About the Author
THOMAS E. RICKS, author of Fiasco and The Gamble
“If you think you understand the war in Iraq, or just think you should try to, read this book. This is a deep dive through the last seven years of America’s foray into the Middle East. No one will agree with everything here, but anyone interested in what we are doing in Iraq and Afghanistan will benefit from reading it.”
ANDREW J. BACEVICH, author of Washington Rules: America’s Path to Permanent War
“For Americans, the story of U.S. military involvement in the Islamic world centers on ‘us’ not ‘them,’ with Afghans and Iraqis cast as victims or bystanders. In this brilliantly reported and deeply humane book, Nir Rosen demolishes this self-serving picture, depicting the relationship between the occupied and the occupiers in all its nuanced complexity.”
Reza Aslan, author of No god but God and Beyond Fundamentalism

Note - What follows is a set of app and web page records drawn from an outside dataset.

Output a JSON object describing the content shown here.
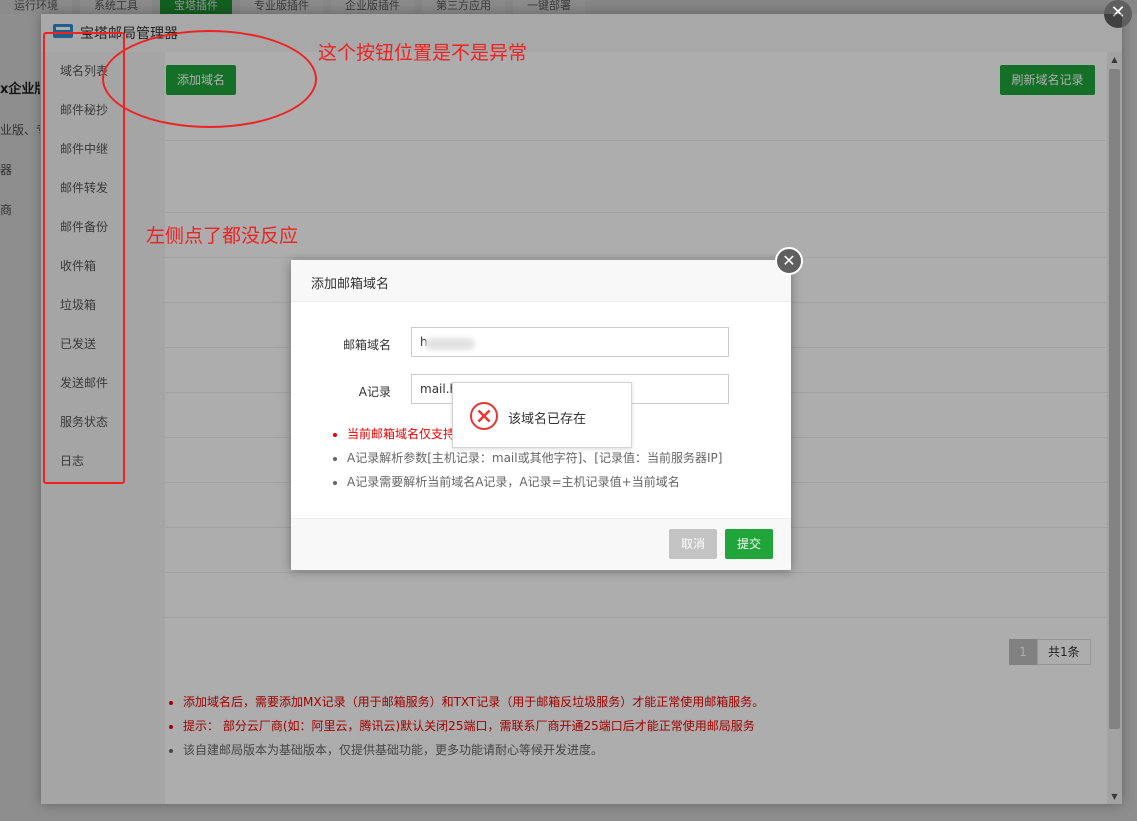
{
  "background": {
    "tabs": [
      "运行环境",
      "系统工具",
      "宝塔插件",
      "专业版插件",
      "企业版插件",
      "第三方应用",
      "一键部署"
    ],
    "active_tab": "宝塔插件",
    "left_fragments": [
      "x企业版",
      "业版、专",
      "器",
      "商"
    ]
  },
  "window": {
    "title": "宝塔邮局管理器",
    "close_symbol": "✕"
  },
  "sidebar": {
    "items": [
      "域名列表",
      "邮件秘抄",
      "邮件中继",
      "邮件转发",
      "邮件备份",
      "收件箱",
      "垃圾箱",
      "已发送",
      "发送邮件",
      "服务状态",
      "日志"
    ]
  },
  "toolbar": {
    "add_domain": "添加域名",
    "refresh_domain": "刷新域名记录"
  },
  "pagination": {
    "current": "1",
    "total": "共1条"
  },
  "tips": [
    {
      "text": "添加域名后，需要添加MX记录（用于邮箱服务）和TXT记录（用于邮箱反垃圾服务）才能正常使用邮箱服务。",
      "color": "red"
    },
    {
      "text": "提示： 部分云厂商(如：阿里云，腾讯云)默认关闭25端口，需联系厂商开通25端口后才能正常使用邮局服务",
      "color": "red"
    },
    {
      "text": "该自建邮局版本为基础版本，仅提供基础功能，更多功能请耐心等候开发进度。",
      "color": "gray"
    }
  ],
  "dialog": {
    "title": "添加邮箱域名",
    "close_symbol": "✕",
    "fields": {
      "domain": {
        "label": "邮箱域名",
        "value": "h"
      },
      "a_record": {
        "label": "A记录",
        "value": "mail.h"
      }
    },
    "notes": [
      {
        "text": "当前邮箱域名仅支持",
        "color": "red"
      },
      {
        "text": "A记录解析参数[主机记录：mail或其他字符]、[记录值：当前服务器IP]",
        "color": "gray"
      },
      {
        "text": "A记录需要解析当前域名A记录，A记录=主机记录值+当前域名",
        "color": "gray"
      }
    ],
    "cancel": "取消",
    "submit": "提交"
  },
  "toast": {
    "icon": "error-circle-icon",
    "message": "该域名已存在"
  },
  "annotations": {
    "button_note": "这个按钮位置是不是异常",
    "sidebar_note": "左侧点了都没反应",
    "color": "#ee2222"
  },
  "colors": {
    "accent": "#20a53a",
    "error": "#ee0000"
  }
}
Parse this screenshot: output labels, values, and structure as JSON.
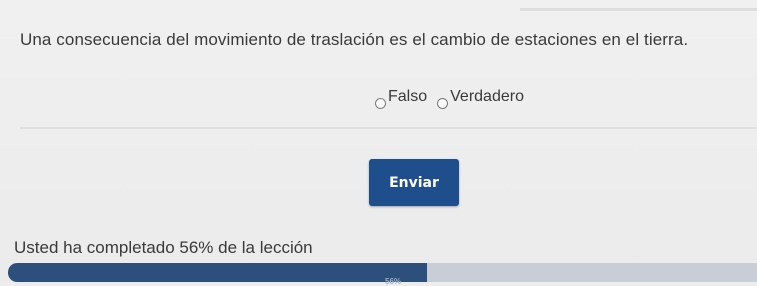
{
  "question": {
    "text": "Una consecuencia del movimiento de traslación es el cambio de estaciones en el tierra."
  },
  "options": [
    {
      "label": "Falso",
      "selected": false
    },
    {
      "label": "Verdadero",
      "selected": false
    }
  ],
  "submit": {
    "label": "Enviar"
  },
  "progress": {
    "text": "Usted ha completado 56% de la lección",
    "percent": 56,
    "bar_label": "56%"
  },
  "colors": {
    "button": "#1f4e8c",
    "progress_fill": "#2d4f7c",
    "progress_track": "#c9ced6"
  }
}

"A searing, first-hand account of the consequences of America's "war on terrorism" by one of the most respected voices on the Middle East. Honest, fearless, devastating. No one but Nir Rosen could have written this book."
“It is a painful experience to read Nir Rosen’s highly informed account of the destruction of Iraq and the spread of the plague of sectarian violence incited by the invasion to Lebanon and beyond. The image this meticulously detailed rendition brings to mind is of a brutal ignoramus wielding a sledgehammer to smash a complex structure he does not understand, with unpredictable but predictably awful consequences. Amazingly, Rosen finds rays of hope in the ruins. No less compelling, and distressing, is his vivid account of his experiences in Taliban-controlled territory. An indispensable contribution to the understanding of great contemporary tragedies.”
Parag Khanna, author of The Second World: How Emerging Powers Are Redefining Global Competition in the Twenty-first Century
"The world would be a more dangerous place without Nir Rosen's Aftermath. His bracing recounting of the invasion of Iraq and subsequent insurgency, and blunt dissection of the myths surrounding the surge are an essential antidote to the complacency that has set in as America exits Iraq--and which could lead to similar debacles in the future."
“Aftermath is a masterwork, the product of a life devoted to a relentless pursuit of the knowledge and understanding of strange men who walk in nearly unimaginable paths across the far places of the world.”
Chris Hedges, Author of War is a Force That Gives Us Meaning and Empire of Illusion
“Nir Rosen has almost single handedly rescued the name of journalism in the Middle East from a class of reporters who function as courtiers and propagandists for the military and our political elite. Rosen's fierce independence and honesty, as well as an ability to see the wars we are fighting from all sides, make his book exceptional for its nuance, complexity and insight into our bloody march through the Muslim world.”